Willie Jerome Manning is asking the U.S. Supreme Court to give him a new trial, saying that his defense was ineffective and that black residents were inappropriately excluded from his Oktibbeha County jury. Manning is African-American.
The 5th U.S. Circuit Court of Appeals turned Manning down in July. The court said Manning filed his post-conviction claim too late to be heard in state courts.
The office of Attorney General Jim Hood will ask to have an execution date set if the U.S. Supreme Court denies the request, said Hood spokeswoman Jan Schaefer.
The 5th Circuit said the judgment against Manning became final on April 5, 1999, when the U.S. Supreme Court declined to hear his appeal.
In a post-conviction petition, an inmate argues he has found new evidence — or a possible constitutional issue — that could persuade a court to order a new trial.
The 5th Circuit said that under state law, Manning had until April 5, 2000, to file such a claim. Court records show Manning did not file anything with the Mississippi Supreme Court until Oct. 8, 2001.
Manning, now 44, received two death sentences for the 1992 slayings of two Mississippi State University students, Jon Steckler and Tiffany Miller.
On Dec. 11, 1992, the bodies of Miller and Steckler were discovered in rural Oktibbeha County. Both students had been shot to death, and Miller's car was missing. The vehicle was found the next morning.
Prosecutors said Manning was arrested after he attempted to sell certain items belonging to the victims.
His conviction was upheld by the Mississippi Supreme Court, which also denied Manning's post-conviction petition.

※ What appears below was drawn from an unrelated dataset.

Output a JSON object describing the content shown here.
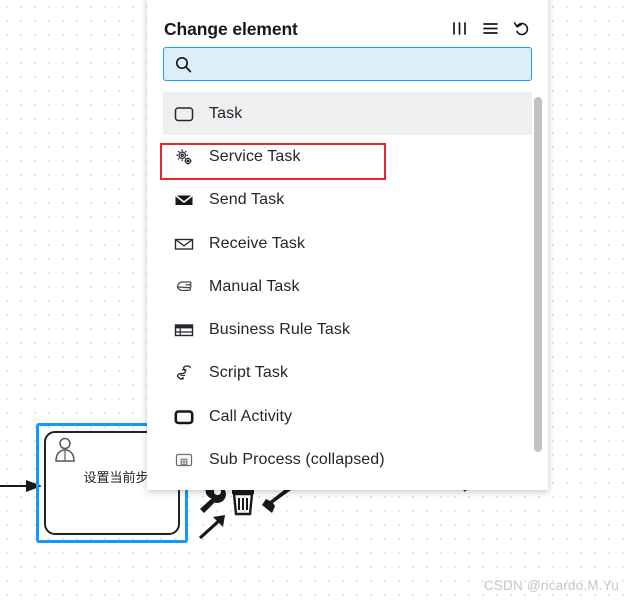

In 2005, Manning filed a petition in U.S. District Court asking that the state court be ordered to hear his post-conviction claims. The judge found Manning did not file the post-conviction petition by the deadline set by law, but said the inmate could appeal the issues of ineffective counsel and the jury to the 5th Circuit.
However, the 5th Circuit panel declined to address those issues.